Once the records below have been read, copy them all out exactly.

*** WORKING DATA Section Begins ***

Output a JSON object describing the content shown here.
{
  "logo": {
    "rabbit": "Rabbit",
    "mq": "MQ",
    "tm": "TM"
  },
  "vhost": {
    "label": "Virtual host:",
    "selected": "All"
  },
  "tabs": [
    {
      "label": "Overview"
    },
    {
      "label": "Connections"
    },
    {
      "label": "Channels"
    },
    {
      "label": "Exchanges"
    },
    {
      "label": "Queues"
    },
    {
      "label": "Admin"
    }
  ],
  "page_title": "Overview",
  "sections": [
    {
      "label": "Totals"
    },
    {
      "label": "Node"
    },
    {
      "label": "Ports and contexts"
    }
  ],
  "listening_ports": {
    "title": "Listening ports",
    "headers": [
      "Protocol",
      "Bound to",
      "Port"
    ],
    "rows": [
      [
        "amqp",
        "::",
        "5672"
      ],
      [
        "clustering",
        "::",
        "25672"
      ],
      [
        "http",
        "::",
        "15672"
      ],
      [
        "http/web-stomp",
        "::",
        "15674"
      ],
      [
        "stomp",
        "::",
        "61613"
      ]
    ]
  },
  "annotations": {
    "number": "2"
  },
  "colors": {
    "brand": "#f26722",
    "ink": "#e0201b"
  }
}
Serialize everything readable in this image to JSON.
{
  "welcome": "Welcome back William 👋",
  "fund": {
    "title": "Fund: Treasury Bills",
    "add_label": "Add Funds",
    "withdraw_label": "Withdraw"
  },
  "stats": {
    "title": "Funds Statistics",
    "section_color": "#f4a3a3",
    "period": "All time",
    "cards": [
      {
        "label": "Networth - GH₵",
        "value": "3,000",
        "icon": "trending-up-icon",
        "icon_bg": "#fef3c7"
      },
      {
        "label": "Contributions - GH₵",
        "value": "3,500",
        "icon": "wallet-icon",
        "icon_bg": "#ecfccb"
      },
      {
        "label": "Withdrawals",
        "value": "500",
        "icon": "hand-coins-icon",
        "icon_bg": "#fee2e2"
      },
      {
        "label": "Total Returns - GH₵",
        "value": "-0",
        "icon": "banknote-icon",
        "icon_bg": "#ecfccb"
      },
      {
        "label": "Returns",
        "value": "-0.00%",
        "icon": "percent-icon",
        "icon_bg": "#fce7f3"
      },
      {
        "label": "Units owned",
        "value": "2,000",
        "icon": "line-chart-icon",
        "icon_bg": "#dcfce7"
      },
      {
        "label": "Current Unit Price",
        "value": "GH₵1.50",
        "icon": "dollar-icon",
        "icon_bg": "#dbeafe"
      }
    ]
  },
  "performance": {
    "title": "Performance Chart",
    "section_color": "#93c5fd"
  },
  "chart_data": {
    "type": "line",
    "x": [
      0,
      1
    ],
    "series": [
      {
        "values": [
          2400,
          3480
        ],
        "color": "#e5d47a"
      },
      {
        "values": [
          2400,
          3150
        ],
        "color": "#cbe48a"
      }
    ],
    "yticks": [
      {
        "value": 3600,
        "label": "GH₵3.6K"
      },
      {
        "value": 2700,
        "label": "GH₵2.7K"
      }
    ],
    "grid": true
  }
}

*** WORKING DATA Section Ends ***

| SOLUTION |
Output a JSON object describing the content shown here.
{
  "logo": {
    "rabbit": "Rabbit",
    "mq": "MQ",
    "tm": "TM"
  },
  "vhost": {
    "label": "Virtual host:",
    "selected": "All"
  },
  "tabs": [
    {
      "label": "Overview"
    },
    {
      "label": "Connections"
    },
    {
      "label": "Channels"
    },
    {
      "label": "Exchanges"
    },
    {
      "label": "Queues"
    },
    {
      "label": "Admin"
    }
  ],
  "page_title": "Overview",
  "sections": [
    {
      "label": "Totals"
    },
    {
      "label": "Node"
    },
    {
      "label": "Ports and contexts"
    }
  ],
  "listening_ports": {
    "title": "Listening ports",
    "headers": [
      "Protocol",
      "Bound to",
      "Port"
    ],
    "rows": [
      [
        "amqp",
        "::",
        "5672"
      ],
      [
        "clustering",
        "::",
        "25672"
      ],
      [
        "http",
        "::",
        "15672"
      ],
      [
        "http/web-stomp",
        "::",
        "15674"
      ],
      [
        "stomp",
        "::",
        "61613"
      ]
    ]
  },
  "annotations": {
    "number": "2"
  },
  "colors": {
    "brand": "#f26722",
    "ink": "#e0201b"
  }
}
Serialize everything readable in this image to JSON.
{
  "welcome": "Welcome back William 👋",
  "fund": {
    "title": "Fund: Treasury Bills",
    "add_label": "Add Funds",
    "withdraw_label": "Withdraw"
  },
  "stats": {
    "title": "Funds Statistics",
    "section_color": "#f4a3a3",
    "period": "All time",
    "cards": [
      {
        "label": "Networth - GH₵",
        "value": "3,000",
        "icon": "trending-up-icon",
        "icon_bg": "#fef3c7"
      },
      {
        "label": "Contributions - GH₵",
        "value": "3,500",
        "icon": "wallet-icon",
        "icon_bg": "#ecfccb"
      },
      {
        "label": "Withdrawals",
        "value": "500",
        "icon": "hand-coins-icon",
        "icon_bg": "#fee2e2"
      },
      {
        "label": "Total Returns - GH₵",
        "value": "-0",
        "icon": "banknote-icon",
        "icon_bg": "#ecfccb"
      },
      {
        "label": "Returns",
        "value": "-0.00%",
        "icon": "percent-icon",
        "icon_bg": "#fce7f3"
      },
      {
        "label": "Units owned",
        "value": "2,000",
        "icon": "line-chart-icon",
        "icon_bg": "#dcfce7"
      },
      {
        "label": "Current Unit Price",
        "value": "GH₵1.50",
        "icon": "dollar-icon",
        "icon_bg": "#dbeafe"
      }
    ]
  },
  "performance": {
    "title": "Performance Chart",
    "section_color": "#93c5fd"
  },
  "chart_data": {
    "type": "line",
    "x": [
      0,
      1
    ],
    "series": [
      {
        "values": [
          2400,
          3480
        ],
        "color": "#e5d47a"
      },
      {
        "values": [
          2400,
          3150
        ],
        "color": "#cbe48a"
      }
    ],
    "yticks": [
      {
        "value": 3600,
        "label": "GH₵3.6K"
      },
      {
        "value": 2700,
        "label": "GH₵2.7K"
      }
    ],
    "grid": true
  }
}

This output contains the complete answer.